A 3-dimensional SRAM process integration reduces the cost of re-programmability for these interconnect structures. Similarly, any other 3-dimensional memory technology will offer the same cost advantage. Such a 3D technology may be programmable fuse links, where the programming is achieved by a laser gun. A method is also shown to map a programmable buffer to an application specific hard-wire buffer, wherein the wire delays are unaffected by the change. The conversion allows a further cost reduction to the user, thus providing an alternative technique in designing an ASIC thru an original FPGA device.

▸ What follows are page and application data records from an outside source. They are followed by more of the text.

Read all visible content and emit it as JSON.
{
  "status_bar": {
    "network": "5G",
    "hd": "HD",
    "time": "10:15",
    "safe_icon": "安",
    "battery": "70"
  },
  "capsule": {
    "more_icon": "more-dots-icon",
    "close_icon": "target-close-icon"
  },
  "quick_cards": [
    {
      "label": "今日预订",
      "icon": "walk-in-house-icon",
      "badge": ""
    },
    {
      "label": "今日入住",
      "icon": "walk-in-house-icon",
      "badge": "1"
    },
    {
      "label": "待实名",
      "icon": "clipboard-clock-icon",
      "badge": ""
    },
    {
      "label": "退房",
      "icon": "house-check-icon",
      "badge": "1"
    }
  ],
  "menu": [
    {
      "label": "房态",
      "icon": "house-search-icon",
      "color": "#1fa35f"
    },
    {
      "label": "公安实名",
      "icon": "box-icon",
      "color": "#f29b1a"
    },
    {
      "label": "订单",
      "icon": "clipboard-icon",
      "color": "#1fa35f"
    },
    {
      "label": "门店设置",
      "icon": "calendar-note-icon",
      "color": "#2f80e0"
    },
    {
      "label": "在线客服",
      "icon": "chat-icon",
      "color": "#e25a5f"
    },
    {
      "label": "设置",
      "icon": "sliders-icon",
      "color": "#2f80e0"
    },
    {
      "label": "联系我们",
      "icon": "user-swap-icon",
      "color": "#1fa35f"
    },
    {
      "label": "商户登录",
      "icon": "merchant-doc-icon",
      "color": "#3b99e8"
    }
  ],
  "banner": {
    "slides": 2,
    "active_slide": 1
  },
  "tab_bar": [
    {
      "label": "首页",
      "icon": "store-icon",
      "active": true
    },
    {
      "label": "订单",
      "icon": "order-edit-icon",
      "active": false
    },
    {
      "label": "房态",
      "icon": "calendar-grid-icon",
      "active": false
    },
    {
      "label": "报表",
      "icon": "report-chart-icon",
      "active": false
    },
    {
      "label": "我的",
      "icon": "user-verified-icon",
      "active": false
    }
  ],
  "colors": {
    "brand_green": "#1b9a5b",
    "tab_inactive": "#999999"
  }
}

Although an illustrative embodiment of the present invention, and various modifications thereof, have been described in detail herein with reference to the accompanying drawings, it is to be understood that the invention is not limited to this precise embodiment and the described modifications, and that various changes and further modifications may be effected therein by one skilled in the art without departing from the scope or spirit of the invention as defined in the appended claims.